My oldest dogs have special mattresses for their joints where they love to lie in.

My dogs do walks 2 times a day - 30 minutes every walk (but you can do shorter and more frequent walks for older dogs), have lots of love and are very happy just like this.

My advice to choose a good veterinarian is to:

-       Don’t accept tips from veterinarians who tell you how to choose a good veterinarian!

-       Pay attention to the recommendation of other people (you may get to know some great vets this way);

-       Avoid Veterinarian Hospitals or large Veterinarian Groups with too much exposition on tv or yellow page add;

-       Avoid Clinics with too much staff ( it means they are trying to maximize their clients and the time you will spend with your vet will be shorter);

-       Choose a small clinic with a maximum of 3 veterinarians (would be ideal);

-       Opt for an older vet, might be wiser and experienced and not so greedy ( there are exceptions);

-       Pay the Vet a visit without your pets and get to know the space and the receptionists ( if you don’t like the staff you probably won’t like the vet as veterinarians tend to select staff similar in temperament to themselves);

-       Avoid vet clinics with luxury cars, top of the range in their parking lot belonging to medical staff ( somebody’s pet is paying them, don’t let it to be yours);

-       Find another vet if a vet clearly opposes holistic philosophies or alternative treatments, gives you skeptical looks, makes condescending remarks, ask for exams and tests with no apparent reason ( note: good doctors can know about major problems of your pet just by auscultating them and making a physical exam!);

-       Try to take one pet at a time to the vet or if you have many pets who need vaccination try to schedule a visit at your house so it won’t be such a moment of anxiety for them;

-       Take the vaccination time to ask for a general consultation and check-up for each one of your pets ( auscultation and physical exam);

-       Learn what's normal for your pet, so you recognize the first signs of illness. If a pet's not well, don't wait until he's really sick before you call your vet;

Nowadays, you have the internet to your disposition. If your pet has any general symptoms search in credible websites about it, keep informed.

General things my pets do have:

-       - shake their ears and cry because have pain on them – solvable with a trustable earring solution ( place in their ears every day for a few days)
-      - their eyes are very red and barely can open them – solvable by cleaning with a cotton soaked with warm water several times a day
-       - scratch their ass on the floor – need to be dewormed and so do we
-       - have itching – they need a bath and if the time has come, a new flea/tick collar

If their symptoms persist please consult your veterinarian.

More serious symptoms:

-       Coat Problems
-       Weight loss
-       Loss of body mass in the head
-       Loss of appetite
-       Pies nails
-       Hot nose (fever)
-       Lumps in the body
-       Constant cough

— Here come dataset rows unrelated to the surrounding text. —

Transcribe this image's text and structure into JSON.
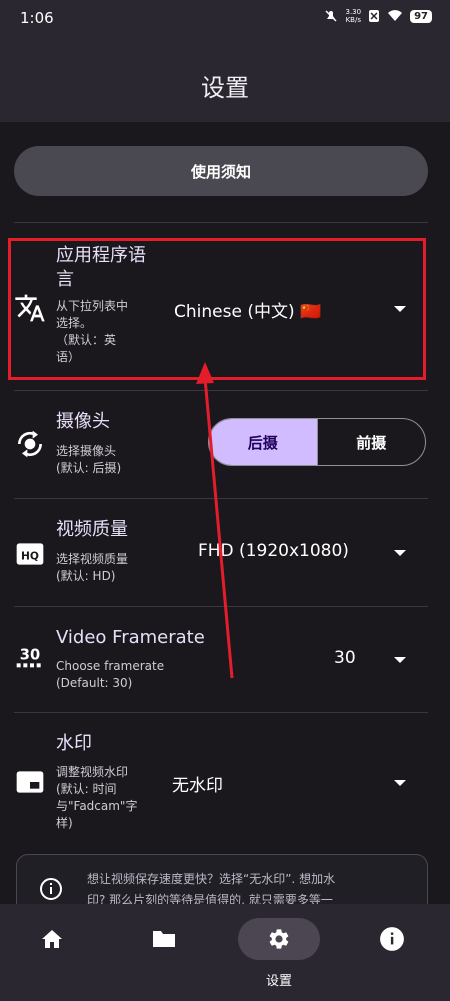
{
  "status": {
    "time": "1:06",
    "speed_top": "3.30",
    "speed_unit": "KB/s",
    "battery": "97"
  },
  "header": {
    "title": "设置"
  },
  "notice_button": {
    "label": "使用须知"
  },
  "language": {
    "title_line1": "应用程序语",
    "title_line2": "言",
    "desc_line1": "从下拉列表中",
    "desc_line2": "选择。",
    "desc_line3": "（默认：英",
    "desc_line4": "语）",
    "value": "Chinese (中文) 🇨🇳"
  },
  "camera": {
    "title": "摄像头",
    "desc_line1": "选择摄像头",
    "desc_line2": "(默认: 后摄)",
    "back_label": "后摄",
    "front_label": "前摄",
    "selected": "后摄"
  },
  "video_quality": {
    "title": "视频质量",
    "desc_line1": "选择视频质量",
    "desc_line2": "(默认: HD)",
    "value": "FHD (1920x1080)"
  },
  "framerate": {
    "title": "Video Framerate",
    "desc_line1": "Choose framerate",
    "desc_line2": "(Default: 30)",
    "value": "30"
  },
  "watermark": {
    "title": "水印",
    "desc_line1": "调整视频水印",
    "desc_line2": "(默认: 时间",
    "desc_line3": "与\"Fadcam\"字",
    "desc_line4": "样)",
    "value": "无水印"
  },
  "tip": {
    "line1": "想让视频保存速度更快？选择“无水印”. 想加水",
    "line2": "印? 那么片刻的等待是值得的, 就只需要多等一"
  },
  "bottom_nav": {
    "active_label": "设置"
  },
  "colors": {
    "accent": "#d0bcff",
    "annotation": "#e41d2b",
    "background": "#1a181d"
  }
}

Please consult your vet if your dog presents any of these symptoms.

Note: these are only a few I know that I have seen in some of my dogs

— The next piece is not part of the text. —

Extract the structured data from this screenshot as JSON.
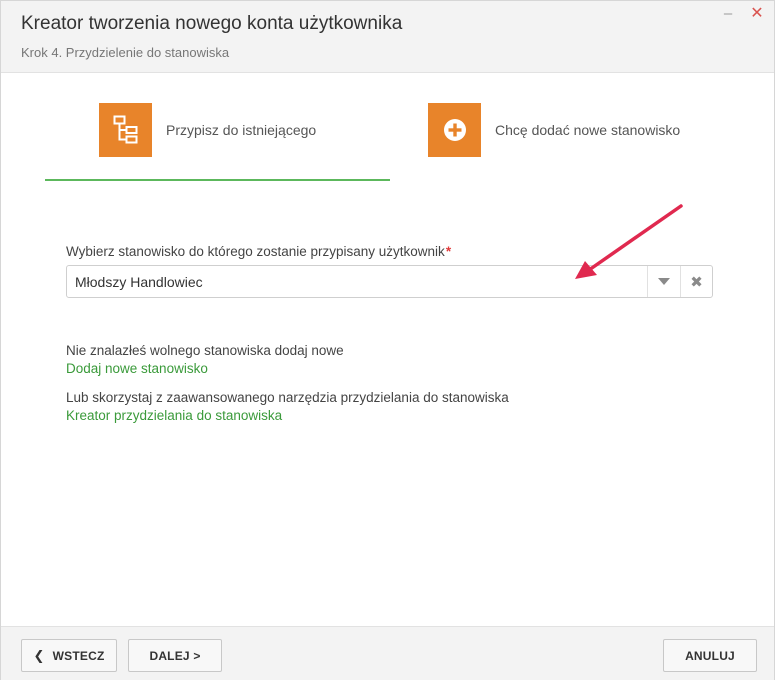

For example, one of my dogs has leishmania and he takes medication every day. Because of his disease once in a while he has fever and less appetite (but these symptoms only last a maximum of one day) and he naturally has pies nails.

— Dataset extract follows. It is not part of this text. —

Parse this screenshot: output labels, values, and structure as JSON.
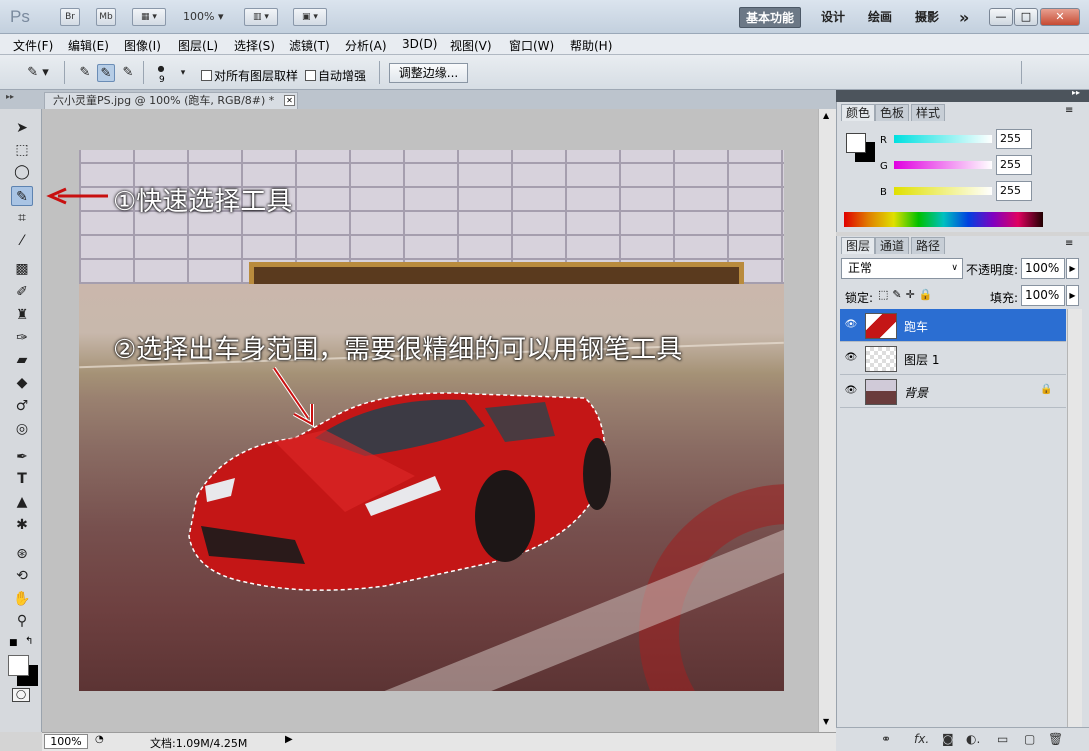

Another example, other of my dogs has lumps in the body. But those are benign lymphomas and therefore not harmful.

But I have had other dogs which had more serious problems.
One presented several of these symptoms which strongly developed all together plus renal failure, etc in 2 months lead to his death. There was nothing vets could do, he shut down completely. One moment he was ok, the other he was not.
Other had a degenerative problem, other a cancer, etc.

What I mean is do whatever it takes for your pet when and if needed but take conscience that sometimes there is nothing that can be done… and at such times give your pet all the comfort and love possible so he can spend his last days in peace and not in a cold veterinary clinic subjected to tests.


  1. Very good post. I agree completely I was many times ripped of by vets. Fortunately I found a good one that loves my pets as well as they love him.